Former FBI agent Jana Monroe recounts a trailblazing career in law enforcement.
On this week’s episode, Jana Monroe joins us to discuss the memoir Hearts of Darkness: Serial Killers, the Behavioral Science Unit, and My Life as a Woman in the FBI (Abrams, Oct. 10). Monroe’s lauded law enforcement career included 22 years at the FBI, where she was one of the first female profilers in their Behavioral Science Unit, focusing on serial homicide cases. As such, she had the distinction of being the agent who helped train Jodie Foster for her role as Clarice Starling in The Silence of the Lambs. (Of course, the moviemakers didn’t get every detail exactly right, as she’ll tell you, but Foster, overall, earned high marks.)
While much of her work was behind the scenes—and literally underground, where the Behavioral Science Unit offices were located—she once posed as an aerobics instructor to infiltrate the Mafia; shed her four-inch heels to chase down a suspect (she caught them!); and has felt the buzz of bullets whipping through her hair. These and many other remarkable stories are on offer in her candid, insightful debut memoir. Here’s a bit from Kirkus’ review:
“As a child, Monroe idolized Dirty Harry, and after majoring in criminology in college, she became a probation officer and then a police officer in Southern California. In 1985, her decision to apply to the FBI ended her first marriage, to a man who mistakenly thought that Monroe’s ‘feminist determination to succeed in law enforcement would yield over time to a woman’s natural desire to bear children and mother them above all else’…. The author is clear about the determination it took to thrive in the ‘male-driven and male-defined world of the FBI.’ She makes no bones about the challenges she faced, nor does she shy away from describing the ‘psychological toll’ of the job. Refreshingly, Monroe injects some humor amid the descriptions of pure evil…[T]he author is an affable narrator, and her career accomplishments need no embellishment. Fans of true crime will find much to enjoy in this absorbing chronicle of criminology.”
Monroe tells me why she chose to dedicate Hearts of Darkness to the many victims of violent crimes and the loved ones who grieve their loss; and how she wrote the book to encourage others—especially women—to pursue their professional goals.
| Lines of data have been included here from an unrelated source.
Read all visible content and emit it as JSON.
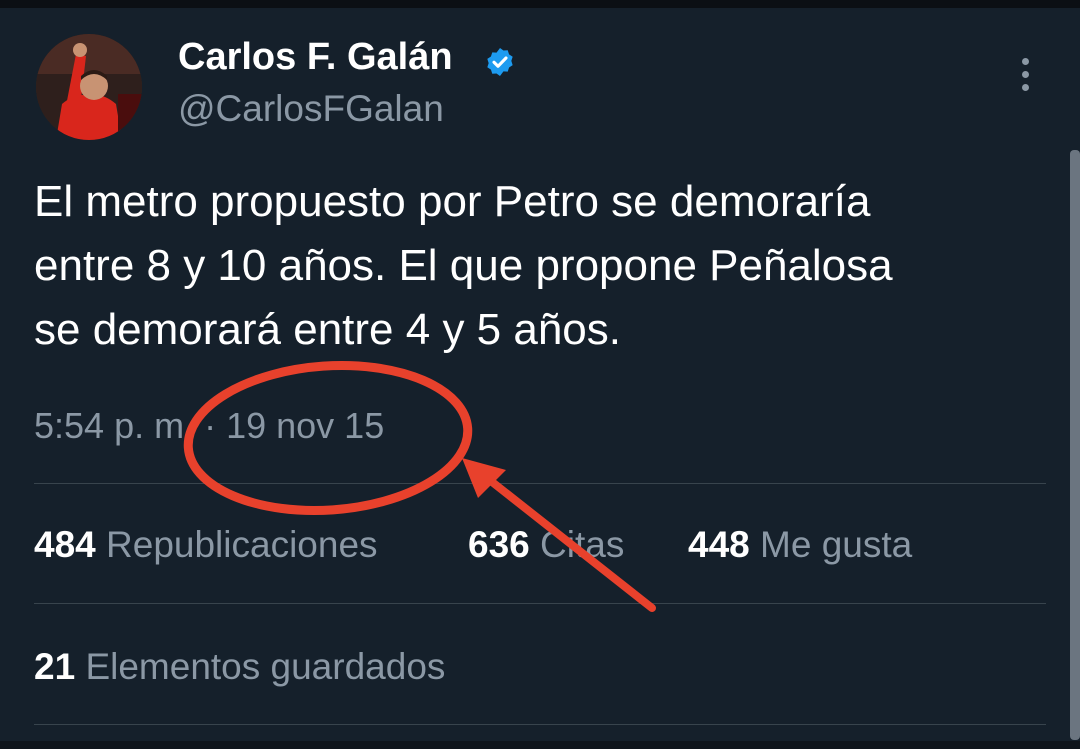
{
  "author": {
    "name": "Carlos F. Galán",
    "handle": "@CarlosFGalan",
    "verified_color": "#1d9bf0"
  },
  "tweet": {
    "lines": [
      "El metro propuesto por Petro se demoraría",
      "entre 8 y 10 años. El que propone Peñalosa",
      "se demorará entre 4 y 5 años."
    ],
    "timestamp": "5:54 p. m. · 19 nov 15"
  },
  "stats": {
    "reposts": {
      "count": "484",
      "label": "Republicaciones"
    },
    "quotes": {
      "count": "636",
      "label": "Citas"
    },
    "likes": {
      "count": "448",
      "label": "Me gusta"
    },
    "bookmarks": {
      "count": "21",
      "label": "Elementos guardados"
    }
  },
  "icons": {
    "verified": "verified-badge-icon",
    "more": "more-options-icon"
  },
  "colors": {
    "background": "#15202b",
    "annotation": "#e8412c",
    "secondary_text": "#8b98a5"
  }
}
We chat about her work as first operational assistant director at the FBI, in charge of helping create and develop their cyber division; her work in the FBI’s Behavioral Science Unit; the positive experience of mentoring Jodie Foster for her role in The Silence of the Lambs; the relatively negative experience of mentoring another famous actor who shall remain nameless (on the podcast, but not the page); the dangers of leaving your crime scene analysis photos on the wall; her love of Dirty Harry; the time she shed her four-inch polka dot heels to chase down a suspect; the importance of keeping an open mind, even when interviewing convicted killers; and much more.
Then editors Laura Simeon, Mahnaz Dar, Eric Liebetrau, and Laurie Muchnick share their top picks in books for the week.
Throwback by Maurene Goo (Zando Young Readers)
There Was a Party for Langston by Jason Reynolds, illus. by Jerome & Jarrett Pumphrey (Caitlyn Dlouhy/Atheneum)
Lou Reed: The King of New York by Will Hermes (Farrar, Straus and Giroux)
Let Us Descend by Jesmyn Ward (Scribner)
ALSO MENTIONED ON THIS EPISODE:
Selected Letters of Langston Hughes, edited by Arnold Rampersad & David Roessel with Christa Frantantoro
Lou Reed: A Life by Anthony DeCurtis
Sitting in St. James by Rita Williams-Garcia
THANKS TO OUR SPONSORS:
The First Revolutions in the Minds of the Peopleby James C. Thompson II
Racee Acee and the Toboggan Race by Debbie Hepner
Dark Agendas of Power by Kevin Glenn
A Cup of Malice by John Cain
At the Court of Broken Dreams by Laurence Baillie Brown
Fully Booked is produced by Cabel Adkins Audio and Megan Labrise